6 Be sure of follow-up - will the trainer supply materials for staff to refer to after the event? Are follow-up calls part of the service? Will the trainer agree to educate one of your staff to be an on-site leader, and help set the quality standards to be maintained after the training?
Filter coffee - what do they need to know?
The skill of filter coffee is vastly under-taught, because managers think it is simple - as a result, one of the most profitable products in the business is regularly ruined.
"At 60% of the out-of-home market, filter coffee is still the most popular way to serve it," says Chris York, sales director at Marco Beverage Systems. "It is quicker and produces a larger gross margin than espresso. It is easy to make, but it is more difficult to make well."
The world's very greatest coffees generally lend themselves to filter brewing, and the Gold Cup standard dictates the optimum extraction of flavour. The essential principles apply - the right "dose" of coffee, with the right amount of water, at the right temperature, for the right time, produces a good coffee.
However, a massive problem in the catering trade is the reduction of the dose of coffee per brew, literally "watering down" coffee in the hope that the customer will not notice at exactly the same time as customer perception of good coffee is at its highest, and customers are in the mood to pay well for the best! Any business using 60g of coffee or less per litre of water probably has coffee quality being dictated by its accountant.

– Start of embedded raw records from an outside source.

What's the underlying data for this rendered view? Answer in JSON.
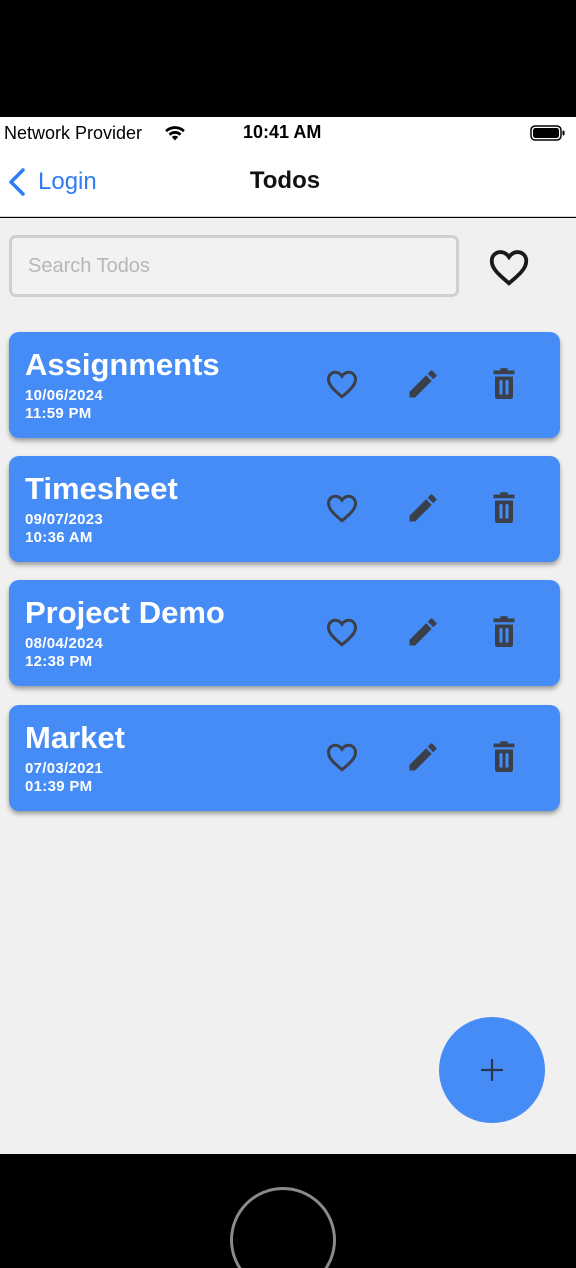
{
  "status_bar": {
    "carrier": "Network Provider",
    "time": "10:41 AM"
  },
  "nav": {
    "back_label": "Login",
    "title": "Todos"
  },
  "search": {
    "placeholder": "Search Todos",
    "value": ""
  },
  "todos": [
    {
      "name": "Assignments",
      "date": "10/06/2024",
      "time": "11:59 PM"
    },
    {
      "name": "Timesheet",
      "date": "09/07/2023",
      "time": "10:36 AM"
    },
    {
      "name": "Project Demo",
      "date": "08/04/2024",
      "time": "12:38 PM"
    },
    {
      "name": "Market",
      "date": "07/03/2021",
      "time": "01:39 PM"
    }
  ],
  "icons": {
    "favorite_filter": "heart-outline-icon",
    "card_favorite": "heart-outline-icon",
    "card_edit": "pencil-icon",
    "card_delete": "trash-icon",
    "fab": "plus-icon"
  },
  "colors": {
    "accent": "#468cf6",
    "link": "#2f7cf6",
    "background": "#f0f0f0",
    "icon": "#3a3f4a"
  }
}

A cafetière is the simplest of all methods, which suits just about every coffee, and yet the one which most often produces a disaster. Never allow staff to slosh in a handful of coffee and a vague amount of water at any hot temperature there is a right way to dose the coffee, to pour, and plunge.
A Chemex is a classier paper-filter method; guests do like seeing coffee poured from what is essentially a carafe. But staff must be shown how to pour carefully and slowly.
An Aeropress is the quickest and most entertaining method of delivering a very clean filter coffee. It is rather like a bicycle pump - perfectionists advocate the "inverted" method, but five minutes' straightforward training will have your team producing a perfectly good brew, in a way which holds the customer's attention.
The Siphon is the most attention-getting method of all in front of the customer. Water is heated in the lower of two glass chambers; it boils and moves into the upward chamber where it infuses the coffee. When the heat is turned off, the brewed water returns to the lower chamber for serving, leaving the grounds in the top. Customers are fascinated by it.
costs of training and the return
Christine Cottrell Someone, somewhere seems have decreed that roasters and suppliers have to give their training services to the catering trade for free well, you don't get a driving licence for free, do you? This is a big problem - the hospitality trade should value this knowledge.
Paul Meikle-Janney Costa is investing in coffee and making money. The independent cafés are doing the same. The mid-range hospitality sector isn't, and is wondering why they can't upgrade their coffee business.
BaxterStorey It costs us between £300 and £500 to train a barista for our "level one" course, including trainer, employee's wages, travel, and other administration costs. We took 15 baristas from one site on a Saturday, ran them through the course, and monitored sales in the three months after the training. We found a 10% increase in coffee sales that we can directly relate to the training - in a business selling over 3,000 coffees a day, that's significant.
Kimbo If you spend £300 on some excellent training, how many more coffees would you need to sell over an eight-week period to fund this? The answer will rarely be need to be more than five per day.
London School of Coffee Costs range from £150 to £600 for scheduled courses lasting from one to three days. A customised private session for up to eight people using our venue, equipment, and consumables would start at around £700.
Espresso Service A well-trained barista will know how to maintain their machine in good working order. One service call is a minimum of £100, more than often it's nearer £200. How much would a training session cost?